There is other empirical evidence for hobbyism. In another experiment, Hersh finds that high-dollar donors say they would be nearly as willing to buy a seat at an event with a famous politician if the money went to a caterer as they would if the money actually supported the candidate or party. In a third experiment, people claim they would disapprove of their child marrying a member of the opposing party at the same rate they would oppose of him or her marrying a fan of a rival sports team. Hersh interprets this to mean people are exaggerating their commitments to both parties and teams. The point is that politics is not particularly special in encouraging attachments to games where there are winners and losers. Indeed, Hersh gets good mileage out of the sports metaphor. He compares low voter turnout in primaries and local elections to the perfectly intuitive pattern where far more people watch the Super Bowl than Week 8 of the NFL season. There might be nothing uniquely political about why turnout is low.
Has politics always been a hobby? Hersh doesn’t think so. He argues that there are several distinctive features of our time encouraging political hobbyism. First, people have more leisure time including spare moments at work suitable for checking political news and posting on social media. Second, the stakes have not felt high–at least for relatively affluent Americans–in recent decades. Certainly not compared to the Depression, World War II, or Cold War eras when political participation was dominated by the sense of imminent threats. Third, politics in the Internet era is relatively open to amateur participation. It’s an easy hobby to pick up.
Hersh makes an especially interesting argument about who is most likely to take up politics as a hobby. In general, hobbies can be compensatory–requiring skills very different from your day job–or cathartic, requiring the same skills as your day job but with lower stakes and easier rewards. Hersh thinks politics serves mainly as a cathartic hobby for white-collar types who work with words and ideas. “A person who takes a strong position without knowing the facts could be fired in a professional setting but faces no real consequences if engaged in political hobbyism. This is a core reason why politics can be enjoyable.”
If you want to increase political participation, you might read this paper and think the answer is to embrace hobbyism and attract more people to the game. Hersh is pessimistic about increasing interest in politics in general. He cites the research of Markus Prior, who finds that “political interest is extraordinarily stable over time, within individuals and within countries.” It does not rise around elections; rather it seems to be a disposition adopted early in one’s life.
Moreover, hobbyism seems like a dangerous way to motivate our interest in politics. It lowers the stakes. It severs repercussions from actions. There’s no obligation to do the tedious work of showing up. Hersh notes a parallel to research on religious organization, where “communities typically are stronger where religions are stricter and more demanding of adherents’ time.” It seems plausible to me that political hobbyism is actual worse than political apathy because the natural human impulse to form teams and defeat enemies encourages polarization.
Fortunately, I don’t believe that hobbyism is the only way to motivate interest in politics.

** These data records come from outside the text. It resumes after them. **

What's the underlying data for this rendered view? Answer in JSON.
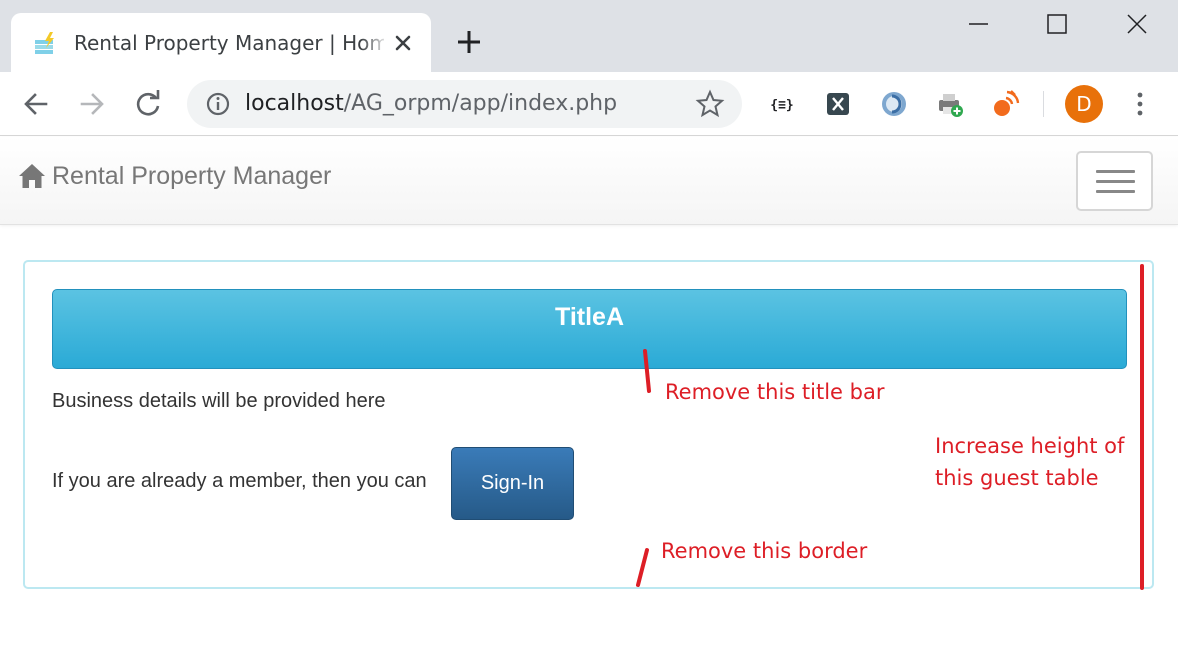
{
  "browser": {
    "tab_title": "Rental Property Manager | Home",
    "url_host": "localhost",
    "url_path": "/AG_orpm/app/index.php",
    "avatar_letter": "D",
    "extensions": [
      "json-viewer-icon",
      "x-extension-icon",
      "cloud-sync-icon",
      "printer-plus-icon",
      "satellite-icon"
    ]
  },
  "navbar": {
    "brand": "Rental Property Manager",
    "brand_icon": "home-icon"
  },
  "panel": {
    "title": "TitleA",
    "business_text": "Business details will be provided here",
    "member_text": "If you are already a member, then you can",
    "signin_label": "Sign-In"
  },
  "annotations": {
    "title_bar": "Remove this title bar",
    "border": "Remove this border",
    "height_line1": "Increase height of",
    "height_line2": "this guest table"
  },
  "colors": {
    "annotation_red": "#dd1e26",
    "title_bar": "#2aaad6",
    "signin_button": "#265a88",
    "panel_border": "#bce8f1",
    "avatar": "#e8710a"
  }
}
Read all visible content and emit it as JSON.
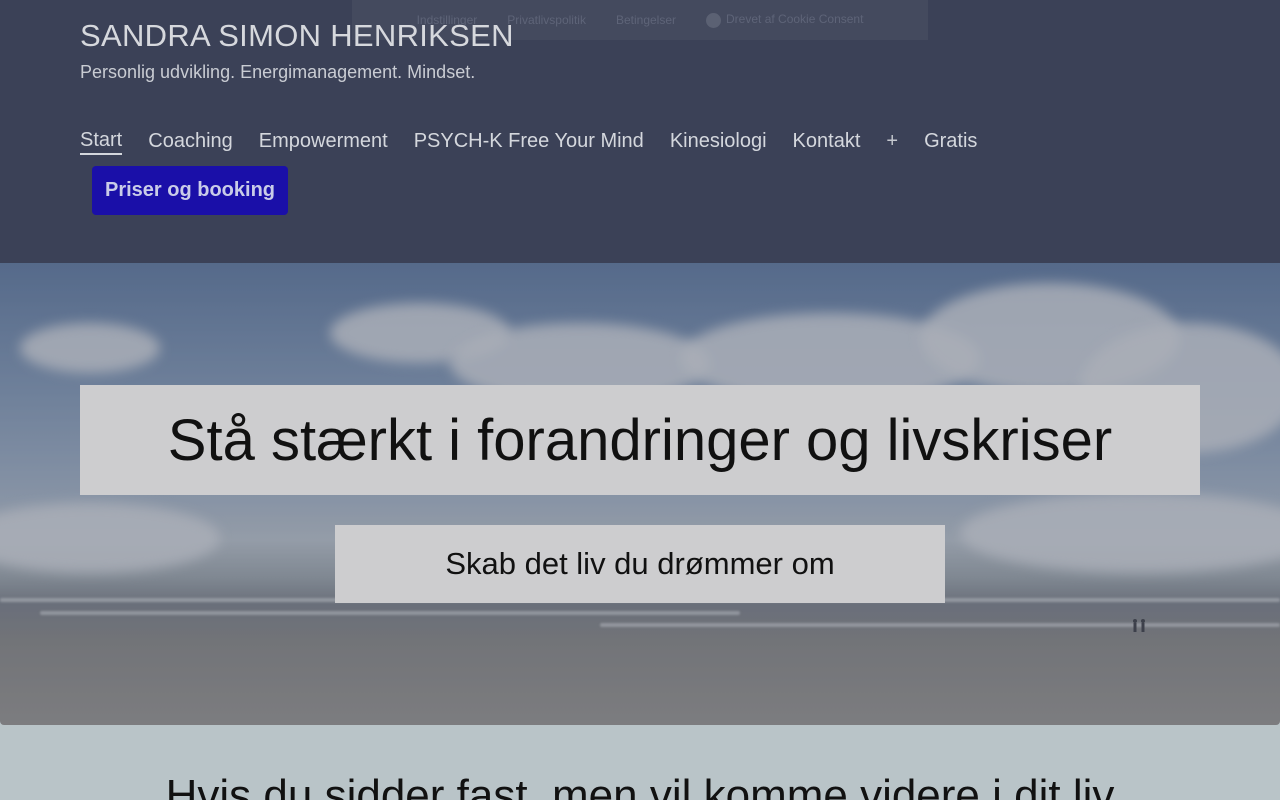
{
  "cookie_bar": {
    "links": [
      "Indstillinger",
      "Privatlivspolitik",
      "Betingelser",
      "Drevet af Cookie Consent"
    ]
  },
  "site": {
    "title": "SANDRA SIMON HENRIKSEN",
    "tagline": "Personlig udvikling. Energimanagement. Mindset."
  },
  "nav": {
    "items": [
      {
        "label": "Start",
        "active": true
      },
      {
        "label": "Coaching"
      },
      {
        "label": "Empowerment"
      },
      {
        "label": "PSYCH-K Free Your Mind"
      },
      {
        "label": "Kinesiologi"
      },
      {
        "label": "Kontakt"
      }
    ],
    "expand_icon": "+",
    "extra_item": "Gratis",
    "book_button": "Priser og booking"
  },
  "hero": {
    "heading": "Stå stærkt i forandringer og livskriser",
    "subheading": "Skab det liv du drømmer om"
  },
  "content": {
    "heading": "Hvis du sidder fast, men vil komme videre i dit liv"
  }
}
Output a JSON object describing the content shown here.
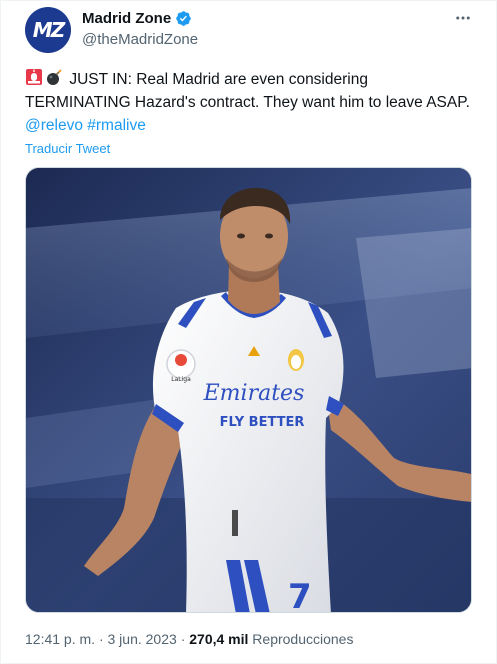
{
  "account": {
    "name": "Madrid Zone",
    "handle": "@theMadridZone",
    "avatar_text": "MZ",
    "verified_icon": "verified-badge-icon"
  },
  "tweet": {
    "text_main": "JUST IN: Real Madrid are even considering TERMINATING Hazard's contract. They want him to leave ASAP.",
    "mention": "@relevo",
    "hashtag": "#rmalive",
    "translate_label": "Traducir Tweet"
  },
  "meta": {
    "time": "12:41 p. m.",
    "separator": "·",
    "date": "3 jun. 2023",
    "views_count": "270,4 mil",
    "views_label": "Reproducciones"
  },
  "colors": {
    "link": "#1d9bf0",
    "text": "#0f1419",
    "secondary": "#536471",
    "avatar_bg": "#1c3a8f"
  },
  "jersey": {
    "brand": "Emirates",
    "sub": "FLY BETTER",
    "number": "7",
    "patch": "LaLiga"
  }
}
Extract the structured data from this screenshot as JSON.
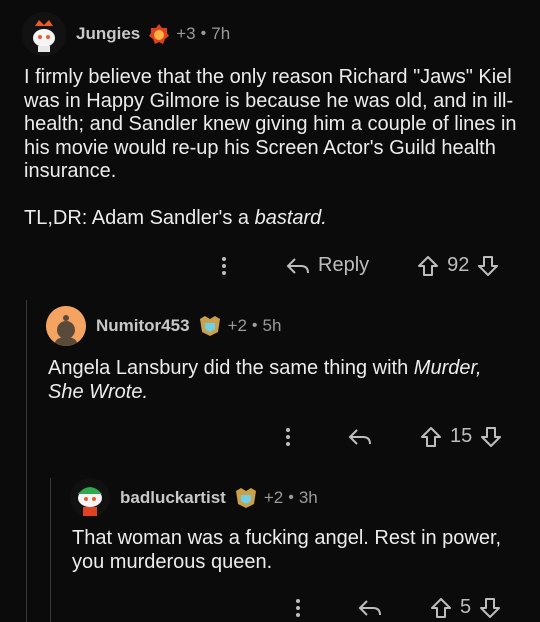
{
  "comments": [
    {
      "username": "Jungies",
      "score_delta": "+3",
      "time": "7h",
      "paragraphs": [
        "I firmly believe that the only reason Richard \"Jaws\" Kiel was in Happy Gilmore is because he was old, and in ill-health; and Sandler knew giving him a couple of lines in his movie would re-up his Screen Actor's Guild health insurance.",
        "TL,DR: Adam Sandler's a "
      ],
      "italic_tail": "bastard.",
      "reply_label": "Reply",
      "votes": "92"
    },
    {
      "username": "Numitor453",
      "score_delta": "+2",
      "time": "5h",
      "text_before": "Angela Lansbury did the same thing with ",
      "italic_tail": "Murder, She Wrote.",
      "votes": "15"
    },
    {
      "username": "badluckartist",
      "score_delta": "+2",
      "time": "3h",
      "text": "That woman was a fucking angel. Rest in power, you murderous queen.",
      "votes": "5"
    }
  ],
  "icons": {
    "more": "more-vertical-icon",
    "reply": "reply-arrow-icon",
    "upvote": "upvote-arrow-icon",
    "downvote": "downvote-arrow-icon",
    "award": "award-badge-icon"
  },
  "colors": {
    "background": "#0b0b0b",
    "text": "#ececec",
    "meta": "#9a9a9a",
    "thread_line": "#3a3a3a",
    "avatar_orange": "#f4a460"
  }
}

I plan to read Prior’s forthcoming book on political interest, but I think there is plenty of historical evidence for people adopting self-interested politics even if they didn’t grow up as political enthusiasts. Labor movements seem like a classic example, whether in the early 2oth century under Eugene Debs or the contemporary Fight for $15 campaign. Such self-interested approaches to politics might just take more threatening, crisis-like conditions than we have appreciated.